  7. At this point you can store the duck breasts and legs in the refrigerator until 1½ hours before you’re ready to serve. Allow to come to room temperature while you preheat the oven to 400 degrees.
  8. Roast the legs in a roasting pan in the oven. After 45 minutes, pull the aluminum foil away from the top to allow the skin to brown. Roast another 30 minutes, until nicely browned. (If you want a darker shade, place under broiler for 5 minutes.)
  9. Prepare the sauce: Place the sugar and vinegar along with two tablespoons water in a medium, nonreactive saucepan over medium-high heat. Cook, stirring occasionally with a whisk, until the mixture turns golden brown and smells caramel sweet, about 3-4 minutes. Add the orange juice concentrate and stir vigorously. Allow the mixture to bubble and caramelize again, about 3-4 minutes. If you’re unsure, drop a bit of the mixture in a small bowl of ice water; it should crack like hard candy. Stir in one cup of the stock and season with salt and pepper. If it seems too sweet, add more stock. Keep warm.

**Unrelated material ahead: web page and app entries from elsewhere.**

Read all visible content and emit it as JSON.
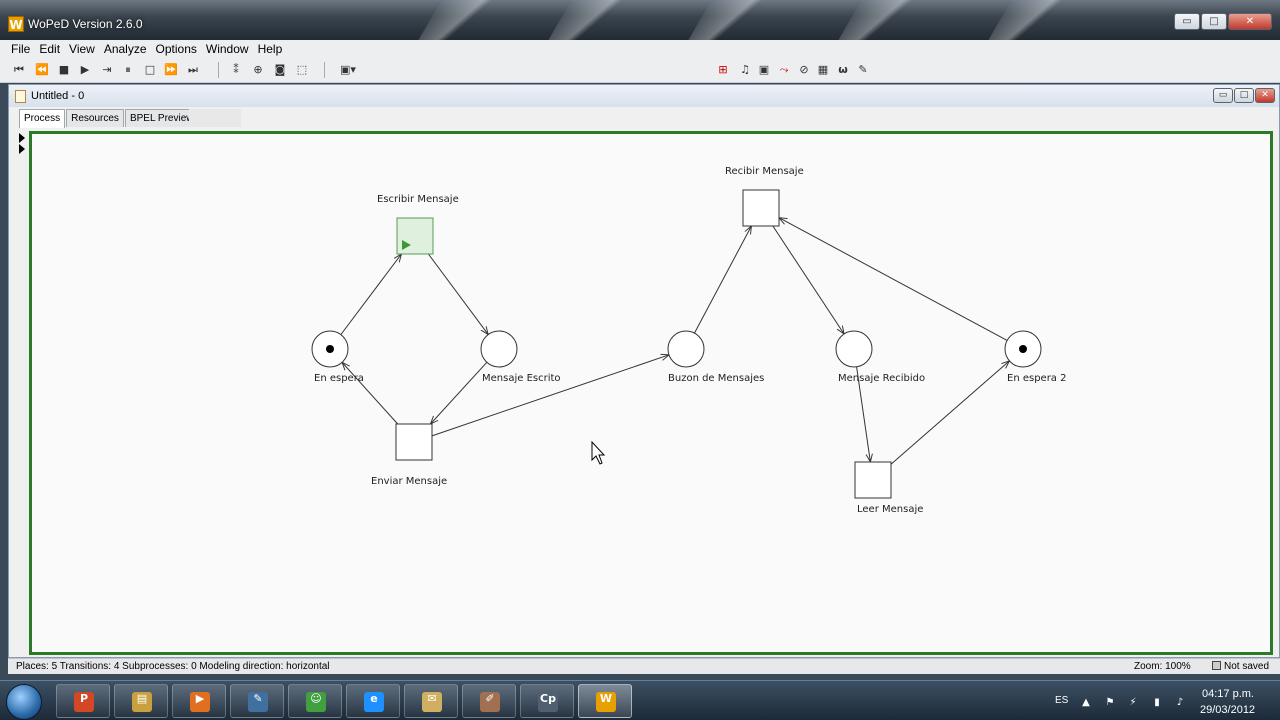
{
  "window": {
    "title": "WoPeD Version 2.6.0",
    "logo_letter": "W",
    "minimize": "▭",
    "maximize": "□",
    "close": "✕"
  },
  "menu": [
    "File",
    "Edit",
    "View",
    "Analyze",
    "Options",
    "Window",
    "Help"
  ],
  "toolbar": {
    "left_icons": [
      "first-icon",
      "rewind-icon",
      "stop-icon",
      "play-icon",
      "step-icon",
      "pause-icon",
      "stop-square-icon",
      "fast-forward-icon",
      "last-icon",
      "footprints-icon",
      "zoom-icon",
      "token-icon",
      "select-icon",
      "tool-icon"
    ],
    "right_icons": [
      "coverability-icon",
      "bell-icon",
      "screen-icon",
      "graph-icon",
      "quantitative-icon",
      "film-icon",
      "omega-icon",
      "paint-icon"
    ]
  },
  "frame": {
    "title": "Untitled - 0",
    "tabs": [
      "Process",
      "Resources",
      "BPEL Preview"
    ]
  },
  "net": {
    "places": [
      {
        "id": "p1",
        "label": "En espera",
        "token": true
      },
      {
        "id": "p2",
        "label": "Mensaje Escrito",
        "token": false
      },
      {
        "id": "p3",
        "label": "Buzon de Mensajes",
        "token": false
      },
      {
        "id": "p4",
        "label": "Mensaje Recibido",
        "token": false
      },
      {
        "id": "p5",
        "label": "En espera 2",
        "token": true
      }
    ],
    "transitions": [
      {
        "id": "t1",
        "label": "Escribir Mensaje",
        "enabled": true
      },
      {
        "id": "t2",
        "label": "Enviar Mensaje",
        "enabled": false
      },
      {
        "id": "t3",
        "label": "Recibir Mensaje",
        "enabled": false
      },
      {
        "id": "t4",
        "label": "Leer Mensaje",
        "enabled": false
      }
    ],
    "arcs": [
      [
        "p1",
        "t1"
      ],
      [
        "t1",
        "p2"
      ],
      [
        "p2",
        "t2"
      ],
      [
        "t2",
        "p1"
      ],
      [
        "t2",
        "p3"
      ],
      [
        "p3",
        "t3"
      ],
      [
        "t3",
        "p4"
      ],
      [
        "p4",
        "t4"
      ],
      [
        "t4",
        "p5"
      ],
      [
        "p5",
        "t3"
      ]
    ]
  },
  "status": {
    "info": "Places: 5  Transitions: 4  Subprocesses: 0  Modeling direction: horizontal",
    "zoom": "Zoom: 100%",
    "saved": "Not saved"
  },
  "taskbar": {
    "apps": [
      {
        "name": "PowerPoint",
        "glyph": "P",
        "color": "#d24726"
      },
      {
        "name": "Explorer",
        "glyph": "▤",
        "color": "#c8a040"
      },
      {
        "name": "Media",
        "glyph": "▶",
        "color": "#e07020"
      },
      {
        "name": "Tool",
        "glyph": "✎",
        "color": "#4070a0"
      },
      {
        "name": "Messenger",
        "glyph": "☺",
        "color": "#40a040"
      },
      {
        "name": "Internet Explorer",
        "glyph": "e",
        "color": "#1e90ff"
      },
      {
        "name": "Notes",
        "glyph": "✉",
        "color": "#d0b060"
      },
      {
        "name": "Paint",
        "glyph": "✐",
        "color": "#a07050"
      },
      {
        "name": "Captivate",
        "glyph": "Cp",
        "color": "#506070"
      },
      {
        "name": "WoPeD",
        "glyph": "W",
        "color": "#e8a000"
      }
    ],
    "language": "ES",
    "time": "04:17 p.m.",
    "date": "29/03/2012"
  }
}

  10. Finish the breasts: Heat an oven-safe skillet over medium heat. Season breasts on both sides with salt and freshly ground pepper. Add to pan skin side down and cook until skin is very brown and crisp. Flip breasts over and place pan in preheated oven for 6 minutes for medium rare. Remove from oven (if you squeeze the breasts with your fingers, they should give a little, like medium-rare steak), and rest for 5 minutes before slicing.

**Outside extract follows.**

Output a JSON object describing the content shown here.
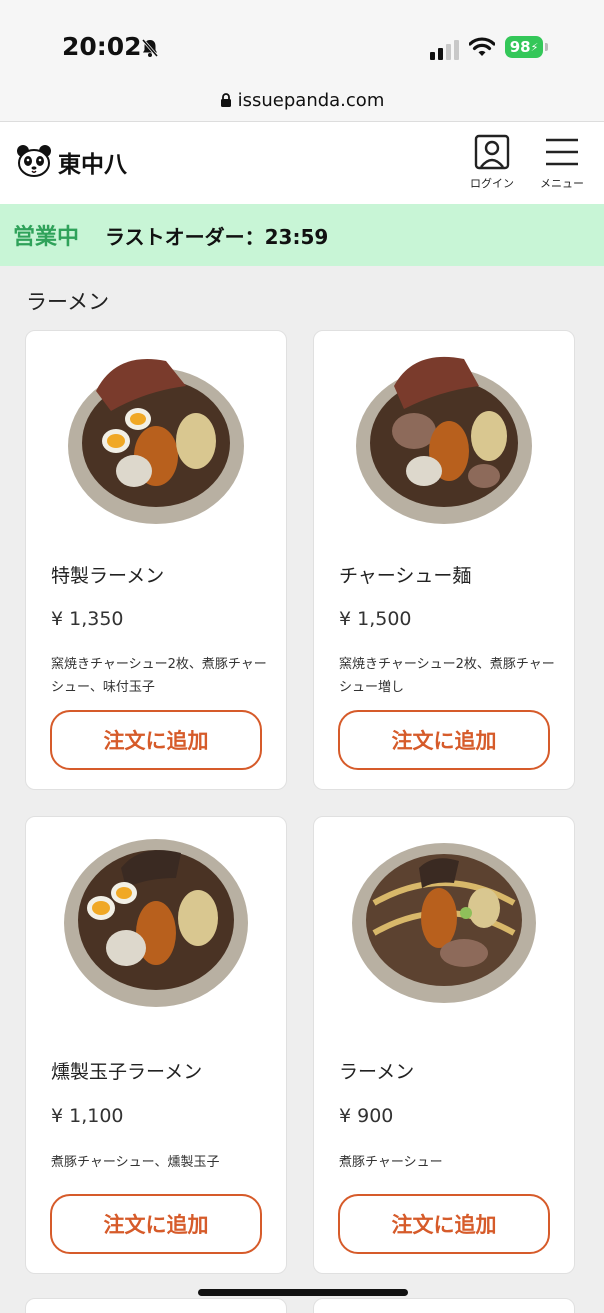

  11. Serves the sliced breasts and sliced or whole stuffed legs with the sauce. Ideal accompaniments: potatoes roasted in the duck fat and rapini. Orange twist garnish optional.

John Kessler

John Kessler spent nearly two decades at the Atlanta Journal-Constitution, where he wrote about food and served as the newspaper’s dining critic. A graduate of Williams College, he attended L’Academie de Cuisine culinary school near Washington, D.C. and worked for several years as a restaurant cook and chef in Washington and Denver. His writing has received four citations from the James Beard Foundation as well as the National Headliner Award for best single subject column. He is working on a book with The Giving Kitchen — the beyond-expectation resource for restaurant workers employed in the Atlanta restaurant community facing unanticipated crisis . He currently lives and writes in Chicago.